● **Task to carry out**
List each line of the data that holds the string "JSON", please.

● **Provided data**
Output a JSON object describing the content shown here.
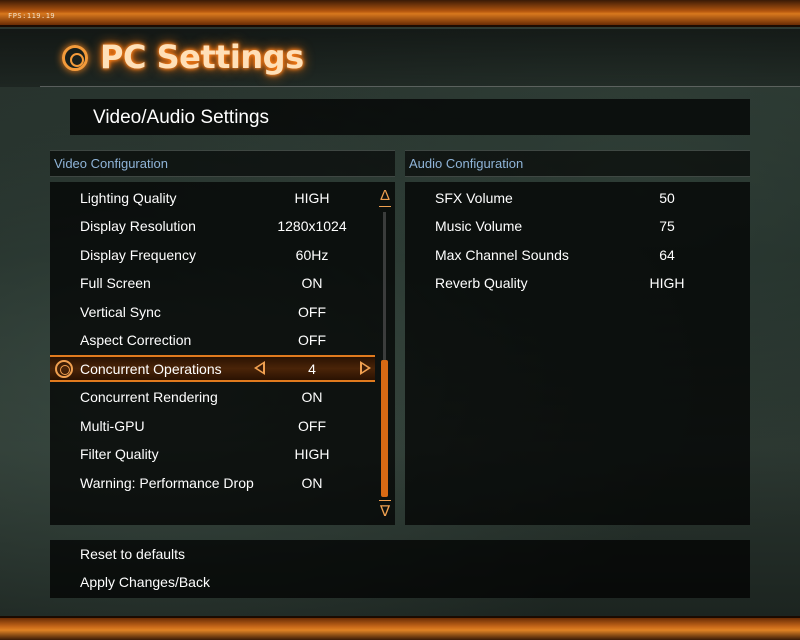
{
  "fps": "FPS:119.19",
  "app_title": "PC Settings",
  "panel_title": "Video/Audio Settings",
  "video": {
    "header": "Video Configuration",
    "rows": [
      {
        "label": "Lighting Quality",
        "value": "HIGH"
      },
      {
        "label": "Display Resolution",
        "value": "1280x1024"
      },
      {
        "label": "Display Frequency",
        "value": "60Hz"
      },
      {
        "label": "Full Screen",
        "value": "ON"
      },
      {
        "label": "Vertical Sync",
        "value": "OFF"
      },
      {
        "label": "Aspect Correction",
        "value": "OFF"
      },
      {
        "label": "Concurrent Operations",
        "value": "4"
      },
      {
        "label": "Concurrent Rendering",
        "value": "ON"
      },
      {
        "label": "Multi-GPU",
        "value": "OFF"
      },
      {
        "label": "Filter Quality",
        "value": "HIGH"
      },
      {
        "label": "Warning: Performance Drop",
        "value": "ON"
      }
    ],
    "selected_index": 6,
    "scroll_up_glyph": "Δ",
    "scroll_down_glyph": "∇"
  },
  "audio": {
    "header": "Audio Configuration",
    "rows": [
      {
        "label": "SFX Volume",
        "value": "50"
      },
      {
        "label": "Music Volume",
        "value": "75"
      },
      {
        "label": "Max Channel Sounds",
        "value": "64"
      },
      {
        "label": "Reverb Quality",
        "value": "HIGH"
      }
    ]
  },
  "footer": {
    "reset": "Reset to defaults",
    "apply": "Apply Changes/Back"
  },
  "colors": {
    "accent": "#e07a1e",
    "header_text": "#8fb4d8"
  }
}
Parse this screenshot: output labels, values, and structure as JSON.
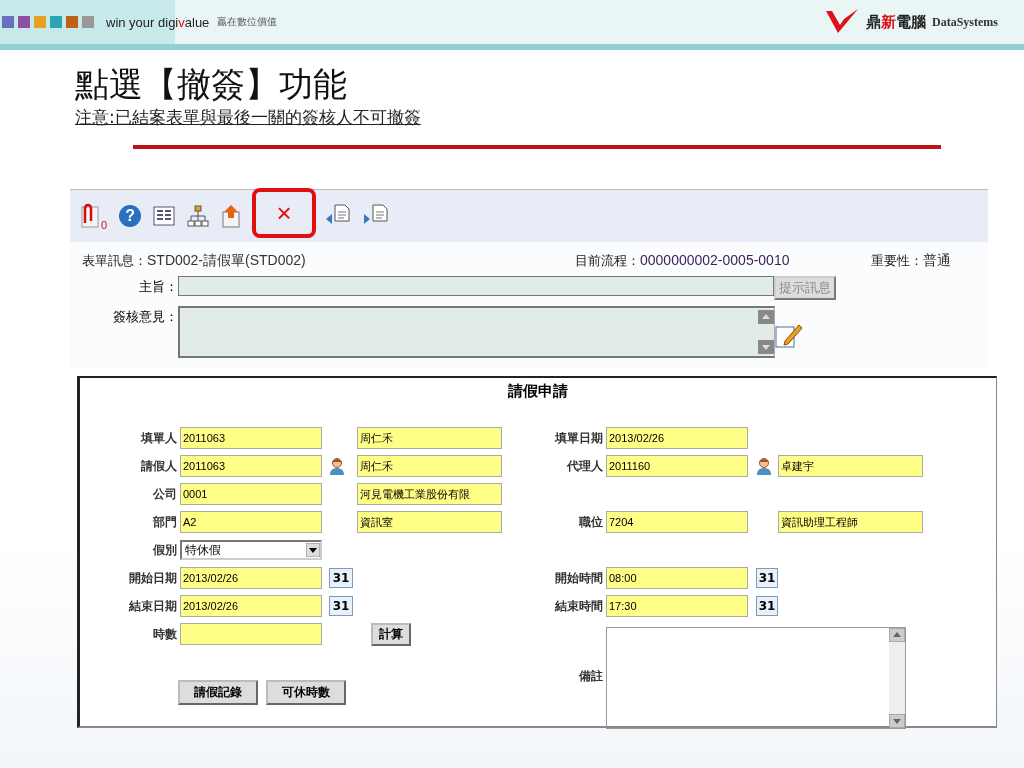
{
  "header": {
    "tagline": {
      "before": "win your digi",
      "accent": "v",
      "after": "alue"
    },
    "slogan": "贏在數位價值",
    "brand": {
      "before": "鼎",
      "accent": "新",
      "after": "電腦"
    },
    "brand_en": "DataSystems"
  },
  "slide": {
    "title": "點選【撤簽】功能",
    "note": "注意:已結案表單與最後一關的簽核人不可撤簽"
  },
  "toolbar": [
    {
      "kind": "attachment",
      "count": "0",
      "highlighted": false
    },
    {
      "kind": "help",
      "glyph": "?",
      "highlighted": false
    },
    {
      "kind": "form",
      "highlighted": false
    },
    {
      "kind": "flow",
      "highlighted": false
    },
    {
      "kind": "upload",
      "highlighted": false
    },
    {
      "kind": "delete",
      "glyph": "×",
      "highlighted": true
    },
    {
      "kind": "prev",
      "highlighted": false
    },
    {
      "kind": "next",
      "highlighted": false
    }
  ],
  "info": [
    {
      "label": "表單訊息：",
      "value": "STD002-請假單(STD002)"
    },
    {
      "label": "目前流程：",
      "value": "0000000002-0005-0010"
    },
    {
      "label": "重要性：",
      "value": "普通"
    }
  ],
  "subject": {
    "label": "主旨：",
    "button": "提示訊息"
  },
  "comment": {
    "label": "簽核意見："
  },
  "form": {
    "title": "請假申請",
    "rows": [
      {
        "left": {
          "kind": "text",
          "label": "填單人",
          "value": "2011063",
          "name": "周仁禾"
        },
        "right": {
          "kind": "text",
          "label": "填單日期",
          "value": "2013/02/26"
        }
      },
      {
        "left": {
          "kind": "text",
          "label": "請假人",
          "value": "2011063",
          "picker": true,
          "name": "周仁禾"
        },
        "right": {
          "kind": "text",
          "label": "代理人",
          "value": "2011160",
          "picker": true,
          "name": "卓建宇"
        }
      },
      {
        "left": {
          "kind": "text",
          "label": "公司",
          "value": "0001",
          "name": "河見電機工業股份有限"
        }
      },
      {
        "left": {
          "kind": "text",
          "label": "部門",
          "value": "A2",
          "name": "資訊室"
        },
        "right": {
          "kind": "text",
          "label": "職位",
          "value": "7204",
          "name": "資訊助理工程師"
        }
      },
      {
        "left": {
          "kind": "select",
          "label": "假別",
          "value": "特休假"
        }
      },
      {
        "left": {
          "kind": "date",
          "label": "開始日期",
          "value": "2013/02/26",
          "calendar": "31"
        },
        "right": {
          "kind": "date",
          "label": "開始時間",
          "value": "08:00",
          "calendar": "31"
        }
      },
      {
        "left": {
          "kind": "date",
          "label": "結束日期",
          "value": "2013/02/26",
          "calendar": "31"
        },
        "right": {
          "kind": "date",
          "label": "結束時間",
          "value": "17:30",
          "calendar": "31"
        }
      },
      {
        "left": {
          "kind": "text",
          "label": "時數",
          "button": "計算"
        }
      }
    ],
    "remark": {
      "label": "備註"
    },
    "buttons": [
      "請假記錄",
      "可休時數"
    ]
  }
}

● **Exercise solution**
Output a JSON object describing the content shown here.
Parse this screenshot: output labels, values, and structure as JSON.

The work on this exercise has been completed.